So, why is everyone unequal? One reason is the so-called “right-to-work” laws, which vary by state and can impact workers’ ability to organize unions. Additionally, some workers may be classified as independent contractors, complicating their unionization ability. Despite these challenges, unions remain essential in giving power back to the working people and enabling them to improve their jobs and financial prospects.
Frequently Asked Questions:
Q: What types of jobs are considered working class?
A: Working class jobs often involve manual labor or lower-level service positions. They are typically found in manufacturing, construction, customer service, and retail sectors.
Q: What challenges do people in working class jobs face?
A: People in working class jobs often face job insecurity, income disparities, and limited access to wealth-building opportunities. Additionally, they may have less autonomy and a perceived lack of control over their work lives.
Q: How does education impact the working class?
A: Education plays a pivotal role in the working class. As the labor market evolves, traditionally considered working class jobs may now require more education or skills. Alternative educational opportunities like vocational schools, apprenticeships, and workforce education programs can help provide the necessary skills
Kurt has gone from the financial lows of the ’08 financial crisis to personal financial success. He is a professional real estate investor owning properties in multiple states.

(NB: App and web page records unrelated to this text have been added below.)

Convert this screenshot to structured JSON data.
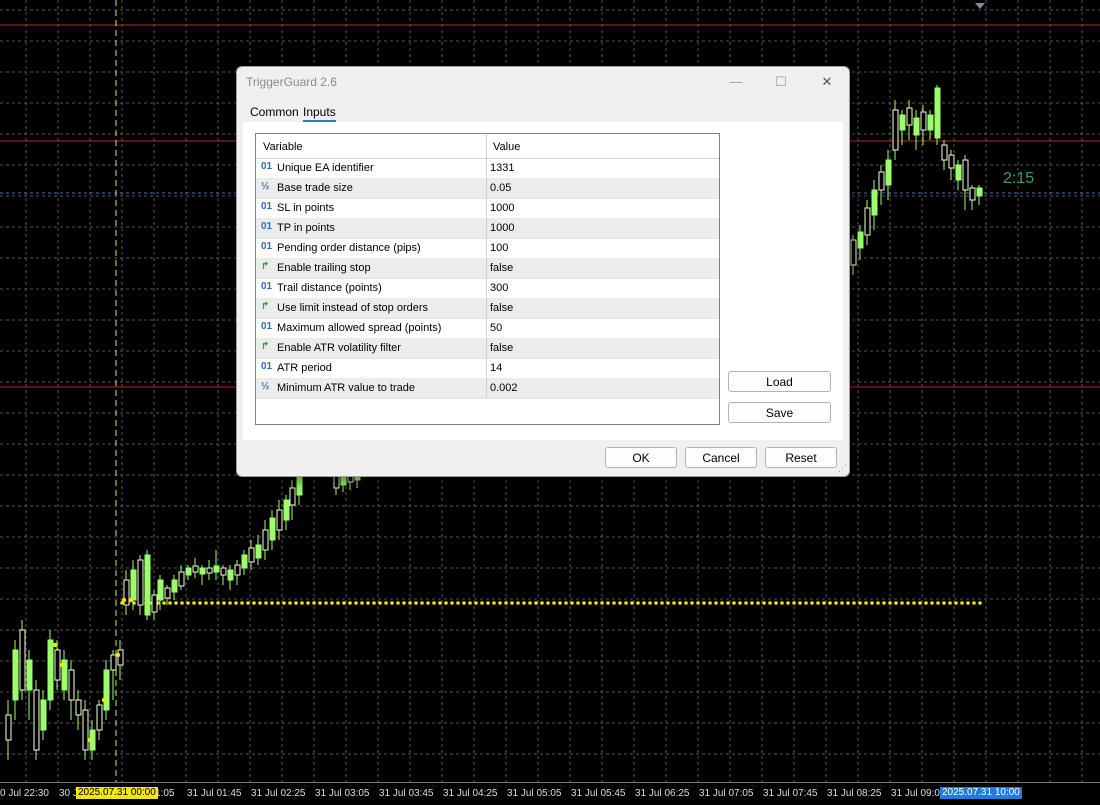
{
  "chart": {
    "time_labels": [
      "0 Jul 22:30",
      "30 J",
      "1:05",
      "31 Jul 01:45",
      "31 Jul 02:25",
      "31 Jul 03:05",
      "31 Jul 03:45",
      "31 Jul 04:25",
      "31 Jul 05:05",
      "31 Jul 05:45",
      "31 Jul 06:25",
      "31 Jul 07:05",
      "31 Jul 07:45",
      "31 Jul 08:25",
      "31 Jul 09:05"
    ],
    "highlight_left": "2025.07.31 00:00",
    "highlight_right": "2025.07.31 10:00",
    "countdown": "2:15",
    "colors": {
      "bull": "#f5ffd9",
      "bear": "#9aff6a",
      "grid": "#555555",
      "level": "#c62020",
      "dots": "#f3e600",
      "vline": "#d6e84c",
      "hl_left_bg": "#f3e600",
      "hl_right_bg": "#1e7be0"
    }
  },
  "dialog": {
    "title": "TriggerGuard 2.6",
    "controls": {
      "minimize": "—",
      "maximize": "☐",
      "close": "✕"
    },
    "tabs": [
      {
        "label": "Common"
      },
      {
        "label": "Inputs"
      }
    ],
    "grid": {
      "headers": {
        "variable": "Variable",
        "value": "Value"
      },
      "rows": [
        {
          "type": "int",
          "icon": "01",
          "name": "Unique EA identifier",
          "value": "1331"
        },
        {
          "type": "double",
          "icon": "½",
          "name": "Base trade size",
          "value": "0.05"
        },
        {
          "type": "int",
          "icon": "01",
          "name": "SL in points",
          "value": "1000"
        },
        {
          "type": "int",
          "icon": "01",
          "name": "TP in points",
          "value": "1000"
        },
        {
          "type": "int",
          "icon": "01",
          "name": "Pending order distance (pips)",
          "value": "100"
        },
        {
          "type": "bool",
          "icon": "↱",
          "name": "Enable trailing stop",
          "value": "false"
        },
        {
          "type": "int",
          "icon": "01",
          "name": "Trail distance (points)",
          "value": "300"
        },
        {
          "type": "bool",
          "icon": "↱",
          "name": "Use limit instead of stop orders",
          "value": "false"
        },
        {
          "type": "int",
          "icon": "01",
          "name": "Maximum allowed spread (points)",
          "value": "50"
        },
        {
          "type": "bool",
          "icon": "↱",
          "name": "Enable ATR volatility filter",
          "value": "false"
        },
        {
          "type": "int",
          "icon": "01",
          "name": "ATR period",
          "value": "14"
        },
        {
          "type": "double",
          "icon": "½",
          "name": "Minimum ATR value to trade",
          "value": "0.002"
        }
      ]
    },
    "buttons": {
      "load": "Load",
      "save": "Save",
      "ok": "OK",
      "cancel": "Cancel",
      "reset": "Reset"
    }
  }
}
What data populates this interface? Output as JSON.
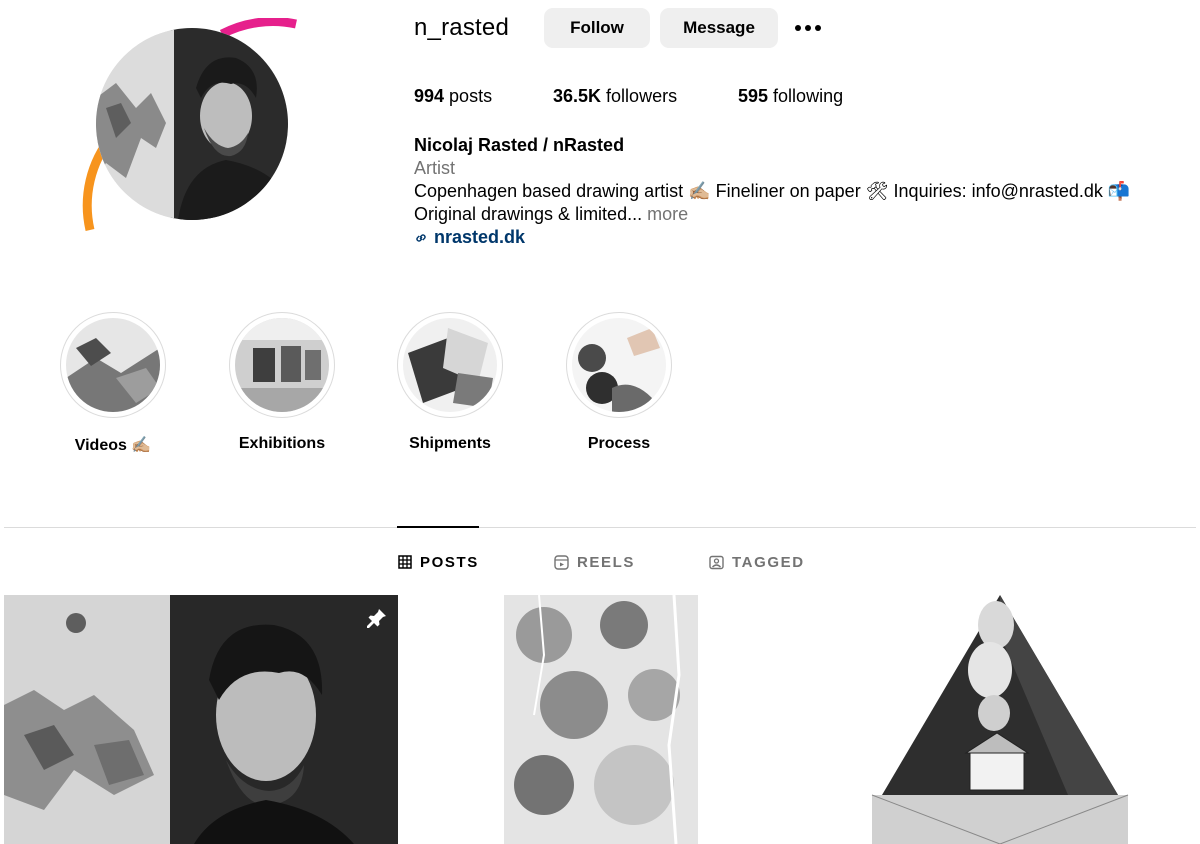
{
  "profile": {
    "username": "n_rasted",
    "follow_label": "Follow",
    "message_label": "Message",
    "more_icon": "more-horizontal-icon",
    "ring_colors": {
      "top": "#e6208c",
      "bottom": "#f7941d"
    }
  },
  "stats": {
    "posts_count": "994",
    "posts_label": " posts",
    "followers_count": "36.5K",
    "followers_label": " followers",
    "following_count": "595",
    "following_label": " following"
  },
  "bio": {
    "full_name": "Nicolaj Rasted / nRasted",
    "category": "Artist",
    "line1": "Copenhagen based drawing artist ✍🏼 Fineliner on paper 🛠 Inquiries: info@nrasted.dk 📬",
    "line2": "Original drawings & limited...",
    "more_label": " more",
    "link_icon": "link-icon",
    "link_text": "nrasted.dk",
    "link_color": "#00376b"
  },
  "highlights": [
    {
      "label": "Videos ✍🏼"
    },
    {
      "label": "Exhibitions"
    },
    {
      "label": "Shipments"
    },
    {
      "label": "Process"
    }
  ],
  "tabs": [
    {
      "label": "POSTS",
      "icon": "grid-icon",
      "active": true
    },
    {
      "label": "REELS",
      "icon": "reels-icon",
      "active": false
    },
    {
      "label": "TAGGED",
      "icon": "tagged-icon",
      "active": false
    }
  ],
  "posts": [
    {
      "pinned": true,
      "pin_icon": "pin-icon"
    },
    {
      "pinned": false
    },
    {
      "pinned": false
    }
  ]
}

One of his passions is financial education and the pursuit of financial freedom.
You can learn more about Kurt here, or get a hold of him on Facebook or Twitter.